Those soldiers, settlers, and service workers at Fort Davis could not have known of the fascination that was already building among military buffs and historians alike for the rapidly disappearing western frontier, and its symbols of conquest and achievement. It is not surprising that two years after the closure of Fort Davis, a young history professor from the University of Wisconsin, Frederick Jackson Turner, would deliver to an audience of academics in Chicago his now-famous "Frontier thesis." In that forty-page treatise marked by powerful phraseology and sweeping generalization, Turner would speak as much to the uncertain future of large urban centers, advanced technology, and the impersonal nature of twentieth century life, as he would the bygone days of forests, fields, and streams of the "mythic West" of his youth.
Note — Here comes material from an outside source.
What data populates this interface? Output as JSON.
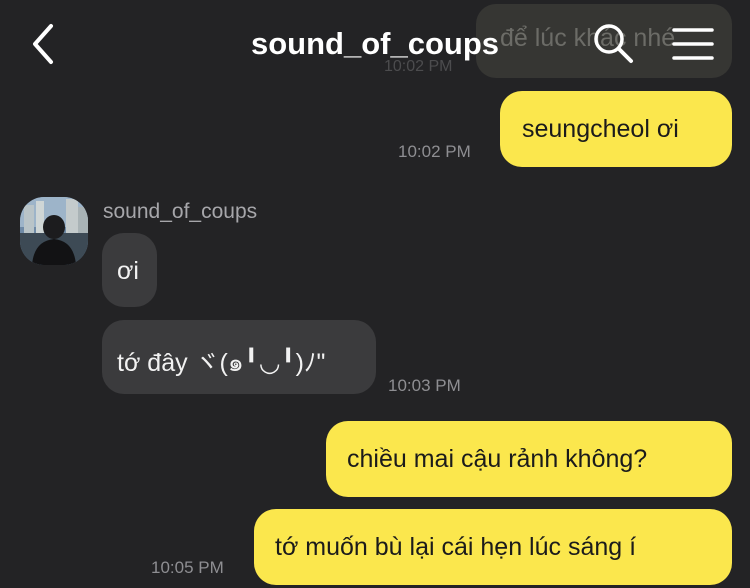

The longing for a simpler life that Turner suggested to his listeners (and later legions of readers) might explain how the struggle of soldiers at Fort Davis to wrest the Trans-Pecos wilderness from nature and the Native bands who called it home would become, some three generations later, the location of Fort Davis National Historic Site.
Figure 3. Visitation Data for Fort Davis (1963-1995). Courtesy Fort Davis NHS.
Last Updated: 22-Apr-2002